    It is found in the rivers of Myanmar that drain into the Bay of Bengal. It was introduced for the purpose of aquaculture, together with Catla (Catla catla) and Rohu (Labeo rohita) to other areas of India beyond its natural range in the early 1940's and in the 1950's and 1960's to other Asian countries5.

  1. How does cooking affect the amount of vitamin C in lemon juice?

    The resulting solution at the end of the titration, which comprises of DCPIP, lime juice and glacial acetic acid is a cloudy mixture. 1. Quantitative Data Lemon Juice sample Volume of DCPIP (± 0.1 cm3) Trial Reading of burette (± 0.05 cm3)

  2. Effect of Incandescent, Fluorescent and LED lights at 900 lumens on the concentration of ...

    For my investigation, I will be using the titration method to measure the abundance of ascorbic acid in different lights incandescent, led and fluorescent light at 900 lumens to find out the best light to store orange juice in that does not significantly affect the abundance of ascorbic acid present in oranges.

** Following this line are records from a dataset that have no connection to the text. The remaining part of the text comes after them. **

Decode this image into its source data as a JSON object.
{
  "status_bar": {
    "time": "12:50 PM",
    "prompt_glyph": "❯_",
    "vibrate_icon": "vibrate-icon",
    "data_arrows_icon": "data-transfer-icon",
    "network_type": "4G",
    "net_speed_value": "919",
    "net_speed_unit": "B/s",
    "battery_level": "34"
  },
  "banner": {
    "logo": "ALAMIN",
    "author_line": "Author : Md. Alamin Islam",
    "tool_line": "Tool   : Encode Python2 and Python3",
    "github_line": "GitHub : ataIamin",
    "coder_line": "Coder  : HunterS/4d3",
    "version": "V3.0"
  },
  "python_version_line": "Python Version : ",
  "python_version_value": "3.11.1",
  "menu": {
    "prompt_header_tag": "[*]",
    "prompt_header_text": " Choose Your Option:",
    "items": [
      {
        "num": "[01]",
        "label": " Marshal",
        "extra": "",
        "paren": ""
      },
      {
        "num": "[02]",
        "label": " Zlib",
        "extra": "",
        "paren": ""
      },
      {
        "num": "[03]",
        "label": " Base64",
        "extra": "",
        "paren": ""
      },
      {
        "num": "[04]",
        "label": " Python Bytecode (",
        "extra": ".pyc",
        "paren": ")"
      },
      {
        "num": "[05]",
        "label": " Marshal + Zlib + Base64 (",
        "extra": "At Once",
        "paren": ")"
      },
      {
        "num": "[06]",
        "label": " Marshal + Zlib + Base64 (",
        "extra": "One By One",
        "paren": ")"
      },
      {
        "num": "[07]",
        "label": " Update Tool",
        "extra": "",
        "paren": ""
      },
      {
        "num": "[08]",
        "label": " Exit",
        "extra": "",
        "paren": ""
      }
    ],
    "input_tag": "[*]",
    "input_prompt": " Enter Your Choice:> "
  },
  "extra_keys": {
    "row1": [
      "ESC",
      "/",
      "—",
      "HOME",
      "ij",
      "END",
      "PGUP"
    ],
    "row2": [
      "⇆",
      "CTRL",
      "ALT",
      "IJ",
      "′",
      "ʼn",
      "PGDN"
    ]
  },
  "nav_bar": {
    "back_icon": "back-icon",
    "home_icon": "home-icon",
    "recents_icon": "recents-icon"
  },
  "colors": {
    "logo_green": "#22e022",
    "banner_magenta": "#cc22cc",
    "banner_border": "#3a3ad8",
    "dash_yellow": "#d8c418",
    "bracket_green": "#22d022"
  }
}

  1. Finding the vitamin C content of a lemon

    We continued with the addition until the indicator turned transparent. It first turned reddish and after that transparent which we needed. We found out that 2.73 ml of lemon juice is needed in order to turn the indicator transparent. We can conclude that this amount of lemon juice contains the same amount of vitamin C as our previous solution.

  2. What is the effect of pH levels on the net production, given by the ...

    uncertainty of +/- 0.1 in pH fluctuations from pH 7. 130 +/- 5 mL per trial used. 650 mL +/- 10 mL pH 8 buffer solution (Potassium Phosphate-Sodium Hydroxide) uncertainty of +/- 0.1 in pH fluctuations from pH 8. 130 +/- 5 mL per trial used.

  • Over 160,000 pieces
    of student written work
  • Annotated by
    experienced teachers
  • Ideas and feedback to
    improve your own work